Dom Casmurro Chapter 87


When I arrived at the top step an idea came to me as if it had been there at the gate waiting for me. I remembered Manduca’s father’s words inviting me to attend the funeral the following day. I paused on the step to think. Yes, I could go to the funeral. I’d ask my mother to hire a coach for me.

Don’t imagine that it was the wish to ride in a coach, no matter how much I enjoyed that form of transport. As a child I remember that I would often travel in one with my mother when she went to call on friends for formal visits or to mass if it happened to be raining. It was an old tilbury of my father’s which she had kept on as long as she could.

The coachman was a slave of ours, as old as the tilbury, and when he saw me all dressed up, waiting at the gate for my mother, he used to laugh and say, ‘Old João’s going to take the little master!’

And I would usually answer, ‘João, rein in the mules. Go slowly.’

‘Senhora Glória won’t like it.’

‘But go slowly anyway.’

I should explain that this was to enable me to enjoy riding in the tilbury, not through vanity, for the people inside remained hidden. It was an ancient, old-fashioned, two-wheeled tilbury, short and narrow and with two leather curtains at the front which slid to either side when you entered or left. Each curtain had a glass spy-hole through which I liked to peep out.

‘Sit down, Bentinho!’

‘Let me look outside, Mamma!’

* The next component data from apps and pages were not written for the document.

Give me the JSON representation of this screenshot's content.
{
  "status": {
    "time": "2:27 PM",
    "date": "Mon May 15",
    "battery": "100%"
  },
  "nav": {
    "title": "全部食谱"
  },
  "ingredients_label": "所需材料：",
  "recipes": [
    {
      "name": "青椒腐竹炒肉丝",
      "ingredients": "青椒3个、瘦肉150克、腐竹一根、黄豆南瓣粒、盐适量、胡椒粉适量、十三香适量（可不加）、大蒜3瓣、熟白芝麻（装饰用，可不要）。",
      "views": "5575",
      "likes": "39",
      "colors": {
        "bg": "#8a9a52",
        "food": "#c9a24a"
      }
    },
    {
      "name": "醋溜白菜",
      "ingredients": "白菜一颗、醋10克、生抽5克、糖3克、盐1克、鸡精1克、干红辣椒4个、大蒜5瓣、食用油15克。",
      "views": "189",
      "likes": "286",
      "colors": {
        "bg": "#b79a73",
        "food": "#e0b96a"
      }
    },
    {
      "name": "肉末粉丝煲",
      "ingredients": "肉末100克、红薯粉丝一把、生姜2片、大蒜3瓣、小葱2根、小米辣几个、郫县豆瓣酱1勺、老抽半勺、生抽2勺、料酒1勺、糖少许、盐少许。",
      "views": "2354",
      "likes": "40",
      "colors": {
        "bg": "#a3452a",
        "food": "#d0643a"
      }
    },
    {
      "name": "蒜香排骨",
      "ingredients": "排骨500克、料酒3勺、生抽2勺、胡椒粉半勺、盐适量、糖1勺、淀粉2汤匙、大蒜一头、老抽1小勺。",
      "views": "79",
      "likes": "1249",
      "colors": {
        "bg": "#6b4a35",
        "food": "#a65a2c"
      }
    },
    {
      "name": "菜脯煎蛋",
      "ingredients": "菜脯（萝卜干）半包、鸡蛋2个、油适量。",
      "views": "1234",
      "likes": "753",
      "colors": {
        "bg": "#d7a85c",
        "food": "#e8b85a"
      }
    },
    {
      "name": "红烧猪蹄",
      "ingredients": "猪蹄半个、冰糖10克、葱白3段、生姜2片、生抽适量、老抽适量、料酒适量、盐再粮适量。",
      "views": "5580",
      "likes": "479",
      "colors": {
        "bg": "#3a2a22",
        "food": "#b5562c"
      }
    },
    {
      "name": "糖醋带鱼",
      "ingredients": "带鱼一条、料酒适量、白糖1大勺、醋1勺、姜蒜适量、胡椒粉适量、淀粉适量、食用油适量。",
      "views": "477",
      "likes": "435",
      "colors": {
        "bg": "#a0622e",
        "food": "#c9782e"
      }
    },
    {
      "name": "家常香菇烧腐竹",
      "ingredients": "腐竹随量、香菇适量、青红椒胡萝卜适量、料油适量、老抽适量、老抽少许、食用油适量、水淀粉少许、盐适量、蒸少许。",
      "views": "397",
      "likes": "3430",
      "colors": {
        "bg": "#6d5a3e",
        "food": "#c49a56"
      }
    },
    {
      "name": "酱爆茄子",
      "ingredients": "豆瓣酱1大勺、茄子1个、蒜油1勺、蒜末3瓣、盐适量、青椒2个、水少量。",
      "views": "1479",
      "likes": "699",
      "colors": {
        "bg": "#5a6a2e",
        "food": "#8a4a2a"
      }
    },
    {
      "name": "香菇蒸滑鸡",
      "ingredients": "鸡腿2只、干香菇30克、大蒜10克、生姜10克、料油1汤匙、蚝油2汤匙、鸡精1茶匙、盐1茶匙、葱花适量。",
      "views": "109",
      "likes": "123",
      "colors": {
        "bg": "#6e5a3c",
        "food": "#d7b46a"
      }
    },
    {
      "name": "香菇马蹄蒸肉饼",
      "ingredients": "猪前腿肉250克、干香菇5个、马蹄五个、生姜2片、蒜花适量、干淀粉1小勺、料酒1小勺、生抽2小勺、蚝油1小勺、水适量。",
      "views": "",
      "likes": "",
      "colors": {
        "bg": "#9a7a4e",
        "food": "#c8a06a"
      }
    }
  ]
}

And when I was very little I would stand up with my eye glued to the glass in order to watch the coachman with his enormous boots, sitting astride the left-hand mule and holding the reins of the other, while also carrying his long, heavy whip. Everything looked clumsy and uncomfortable, the boots, the whip and the mules, but he was happy and so was I. On either side I saw the houses pass by, shops open or closed, crowded or empty, people coming and going, crossing over in front of the tilbury with long strides or short, quick steps. Whenever we were held up by the press of the people or animals the tilbury would stop and the spectacle became even more interesting: those who were standing on the pavement or at the doors of their houses would look at the tilbury and talk among themselves, no doubt discussing who was inside. When I was older I used to imagine them guessing and saying, ‘It’s that lady from the Rua de Matacavalos, who has a son called Bentinho …’

The tilbury suited my mother’s withdrawn habits so well that when we had no other carriage we continued to use this one, which became known in our street and in the neighbourhood as ‘the old tilbury’. Finally my mother agreed to get rid of it, but she only did so when the expense of its upkeep forced her to sell it. Her reason for keeping it on unused was purely sentimental: it was a memento of her husband. Everything that had been my father’s was kept as if it were a piece of himself, a remnant of him, imbued with his own virtue and integrity. But its use was also determined by her excessive conservatism, as she freely admitted to her friends. My mother openly displayed her fondness for old habits, old customs, old manners, old ideas, old fashions. She had her own museum of relics – disused combs, a piece of lace, some copper coins dated 1824 and 1825 – and so that everything should be equally antiquated she attempted to make herself look old, but, as I have said, in this respect the result was not entirely to her satisfaction.